→ Try it
Repeat each entry below exactly, omitting any picture it holds.

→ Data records
-----

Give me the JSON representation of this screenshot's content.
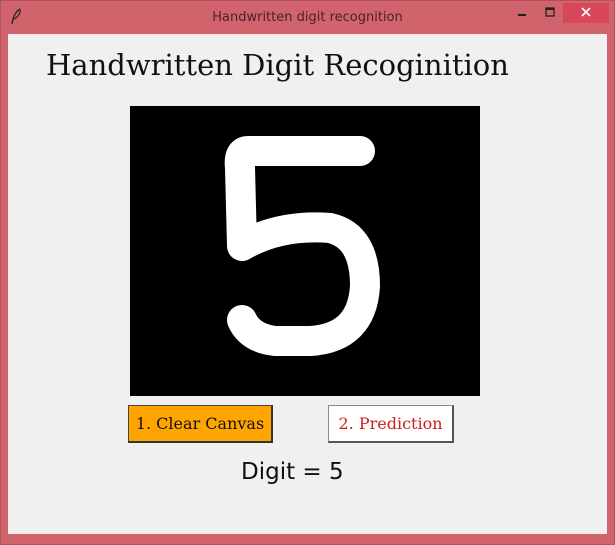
{
  "window": {
    "title": "Handwritten digit recognition",
    "icons": [
      "feather-icon",
      "minimize-icon",
      "maximize-icon",
      "close-icon"
    ],
    "title_bar_color": "#d1636d",
    "close_button_color": "#d9475a"
  },
  "app": {
    "heading": "Handwritten Digit Recoginition",
    "canvas": {
      "background": "#000000",
      "stroke_color": "#ffffff",
      "drawn_digit": "5"
    },
    "buttons": {
      "clear_label": "1. Clear Canvas",
      "clear_color": "#ffa500",
      "predict_label": "2. Prediction",
      "predict_text_color": "#cc1f1f"
    },
    "result_text": "Digit = 5"
  }
}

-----

→ Exercise result
Give me the JSON representation of this screenshot's content.
{
  "window": {
    "title": "Handwritten digit recognition",
    "icons": [
      "feather-icon",
      "minimize-icon",
      "maximize-icon",
      "close-icon"
    ],
    "title_bar_color": "#d1636d",
    "close_button_color": "#d9475a"
  },
  "app": {
    "heading": "Handwritten Digit Recoginition",
    "canvas": {
      "background": "#000000",
      "stroke_color": "#ffffff",
      "drawn_digit": "5"
    },
    "buttons": {
      "clear_label": "1. Clear Canvas",
      "clear_color": "#ffa500",
      "predict_label": "2. Prediction",
      "predict_text_color": "#cc1f1f"
    },
    "result_text": "Digit = 5"
  }
}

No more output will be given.